Last year, Egypt’s Court of Cassation also rescinded Morsi’s death sentence and ordered a retrial in the case involving accusations of espionage on behalf of the Palestinian group Hamas, which the United States and other nations have deemed a terrorist organization.
As military chief, current Egyptian President Abdel Fattah al-Sisi led the public movement to overthrow Morsi in July 2013. The Egyptian government has since declared MB a terrorist group.
Drawing criticism from some human rights group, such as Amnesty International, the Sisi government has targeted members of the movement and other Islamist groups, resulting in tens of thousands of arrests and mass trials.
“Hundreds of sympathizers of the [MB] party, which is blacklisted in Egypt, have been killed by security forces,” adds WSJ.

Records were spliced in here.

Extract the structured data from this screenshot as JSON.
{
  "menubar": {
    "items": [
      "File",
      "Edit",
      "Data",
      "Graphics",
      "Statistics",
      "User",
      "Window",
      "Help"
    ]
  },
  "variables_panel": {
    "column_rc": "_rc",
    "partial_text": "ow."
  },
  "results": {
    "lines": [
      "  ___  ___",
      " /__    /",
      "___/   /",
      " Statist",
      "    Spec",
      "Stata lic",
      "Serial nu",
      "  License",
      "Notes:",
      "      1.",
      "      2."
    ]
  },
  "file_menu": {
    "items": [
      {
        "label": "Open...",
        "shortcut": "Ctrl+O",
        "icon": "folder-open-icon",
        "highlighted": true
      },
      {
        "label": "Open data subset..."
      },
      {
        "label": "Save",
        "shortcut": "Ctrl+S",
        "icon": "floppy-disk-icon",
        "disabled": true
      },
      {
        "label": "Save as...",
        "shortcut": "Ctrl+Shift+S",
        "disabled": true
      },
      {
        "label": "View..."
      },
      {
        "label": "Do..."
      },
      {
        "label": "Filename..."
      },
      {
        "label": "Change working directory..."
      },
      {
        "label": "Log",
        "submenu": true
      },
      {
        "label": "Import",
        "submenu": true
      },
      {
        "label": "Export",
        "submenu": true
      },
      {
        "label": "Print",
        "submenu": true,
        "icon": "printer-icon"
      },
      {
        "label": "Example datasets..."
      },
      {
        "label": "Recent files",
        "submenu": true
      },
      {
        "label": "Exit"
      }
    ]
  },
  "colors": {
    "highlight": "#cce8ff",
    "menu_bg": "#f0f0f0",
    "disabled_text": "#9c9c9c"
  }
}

Morsi has been tried on various charges, including escaping prison during the 2011 protests against then-Egyptian President Hosni Mubarak.
“He was also accused of sharing state secrets with foreign powers, including Qatar,” reports Al Jazeera. “His defense argued that he was merely engaging all foreign entities within the limits that any head of state would.”
“Morsi was given several sentences, including life, a 20-year prison term and the death penalty,” it adds. “He appealed against those sentences, but has already had the 20-year term confirmed by an Appellate Court.”
Abdel Moneim Abdel Maqsoud, Morsi’s lawyer, told Agence France-Presse (AFP) that the sentences imposed against several Muslim Brotherhood officials linked to the former president on charges of spying on behalf of Iran and Hamas have also been overturned.